**WORK REQUIRED**
Restate the records in full, so that each line matches the original exactly.

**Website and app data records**

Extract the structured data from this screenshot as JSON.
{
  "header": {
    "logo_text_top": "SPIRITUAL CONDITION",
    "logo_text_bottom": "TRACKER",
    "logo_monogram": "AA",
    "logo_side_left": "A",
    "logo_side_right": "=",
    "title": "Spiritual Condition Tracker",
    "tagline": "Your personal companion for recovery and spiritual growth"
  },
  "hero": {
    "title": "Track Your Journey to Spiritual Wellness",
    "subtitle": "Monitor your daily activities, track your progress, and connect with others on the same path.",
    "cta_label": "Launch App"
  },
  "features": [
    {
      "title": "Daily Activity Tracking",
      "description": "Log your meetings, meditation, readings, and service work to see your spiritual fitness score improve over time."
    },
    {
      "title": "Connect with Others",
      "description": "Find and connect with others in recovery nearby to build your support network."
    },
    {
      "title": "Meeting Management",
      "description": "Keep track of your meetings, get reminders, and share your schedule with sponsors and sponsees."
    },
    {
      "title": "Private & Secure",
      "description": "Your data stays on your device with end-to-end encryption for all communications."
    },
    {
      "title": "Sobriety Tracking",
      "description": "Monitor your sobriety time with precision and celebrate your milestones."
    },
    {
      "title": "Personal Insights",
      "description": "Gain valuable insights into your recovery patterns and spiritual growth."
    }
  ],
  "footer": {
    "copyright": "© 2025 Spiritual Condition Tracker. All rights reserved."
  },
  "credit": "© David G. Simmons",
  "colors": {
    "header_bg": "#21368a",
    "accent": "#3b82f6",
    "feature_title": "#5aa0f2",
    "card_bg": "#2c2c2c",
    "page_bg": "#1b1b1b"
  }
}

**ANSWER SECTION**
Extract the structured data from this screenshot as JSON.
{
  "header": {
    "logo_text_top": "SPIRITUAL CONDITION",
    "logo_text_bottom": "TRACKER",
    "logo_monogram": "AA",
    "logo_side_left": "A",
    "logo_side_right": "=",
    "title": "Spiritual Condition Tracker",
    "tagline": "Your personal companion for recovery and spiritual growth"
  },
  "hero": {
    "title": "Track Your Journey to Spiritual Wellness",
    "subtitle": "Monitor your daily activities, track your progress, and connect with others on the same path.",
    "cta_label": "Launch App"
  },
  "features": [
    {
      "title": "Daily Activity Tracking",
      "description": "Log your meetings, meditation, readings, and service work to see your spiritual fitness score improve over time."
    },
    {
      "title": "Connect with Others",
      "description": "Find and connect with others in recovery nearby to build your support network."
    },
    {
      "title": "Meeting Management",
      "description": "Keep track of your meetings, get reminders, and share your schedule with sponsors and sponsees."
    },
    {
      "title": "Private & Secure",
      "description": "Your data stays on your device with end-to-end encryption for all communications."
    },
    {
      "title": "Sobriety Tracking",
      "description": "Monitor your sobriety time with precision and celebrate your milestones."
    },
    {
      "title": "Personal Insights",
      "description": "Gain valuable insights into your recovery patterns and spiritual growth."
    }
  ],
  "footer": {
    "copyright": "© 2025 Spiritual Condition Tracker. All rights reserved."
  },
  "credit": "© David G. Simmons",
  "colors": {
    "header_bg": "#21368a",
    "accent": "#3b82f6",
    "feature_title": "#5aa0f2",
    "card_bg": "#2c2c2c",
    "page_bg": "#1b1b1b"
  }
}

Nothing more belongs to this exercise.